|US5905606 *||Jul 29, 1997||May 18, 1999||International Business Machines Corporation||High-performance disk drive limit stop employing encapsulated visco-elastic material|
|US8320086 *||Jun 28, 2010||Nov 27, 2012||Western Digital Technologies, Inc.||Disk drive crash stop including a helical portion|
|US20040186258 *||Jan 28, 2002||Sep 23, 2004||Jun Arai||Crush stop|
|U.S. Classification||360/265.1, G9B/5.187, G9B/5.181|
|International Classification||G11B5/55, G11B5/54, G11B21/02|
|Cooperative Classification||G11B5/5521, G11B5/54|
|European Classification||G11B5/54, G11B5/55D|
|Feb 14, 1986||AS||Assignment|
Owner name: HEWLETT-PACKARD COMPANY, PALO ALTO, CALIFORNIA
Free format text: ASSIGNMENT OF ASSIGNORS INTEREST.;ASSIGNOR:WALSH, EDWARD;REEL/FRAME:004531/0001
Effective date: 19860213
|May 31, 1991||FPAY||Fee payment|
Year of fee payment: 4
|Aug 8, 1995||REMI||Maintenance fee reminder mailed|
|Dec 31, 1995||LAPS||Lapse for failure to pay maintenance fees|

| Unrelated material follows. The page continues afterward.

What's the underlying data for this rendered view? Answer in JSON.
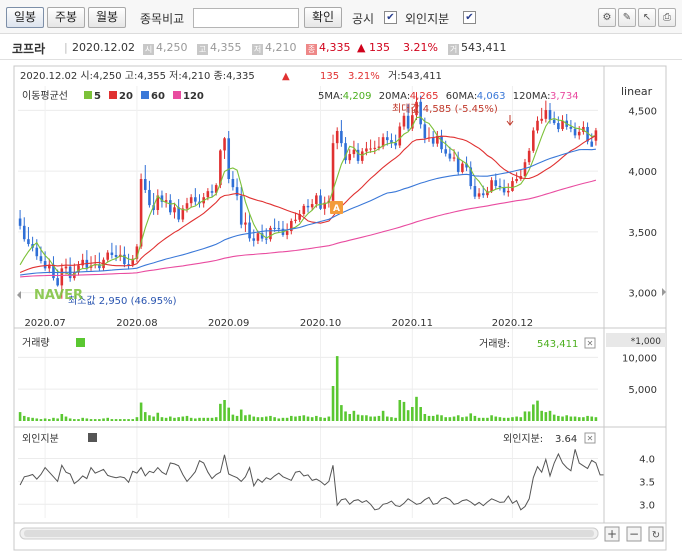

|Mar 5, 1996||FP||Expired due to failure to pay maintenance fee|
Effective date: 19960103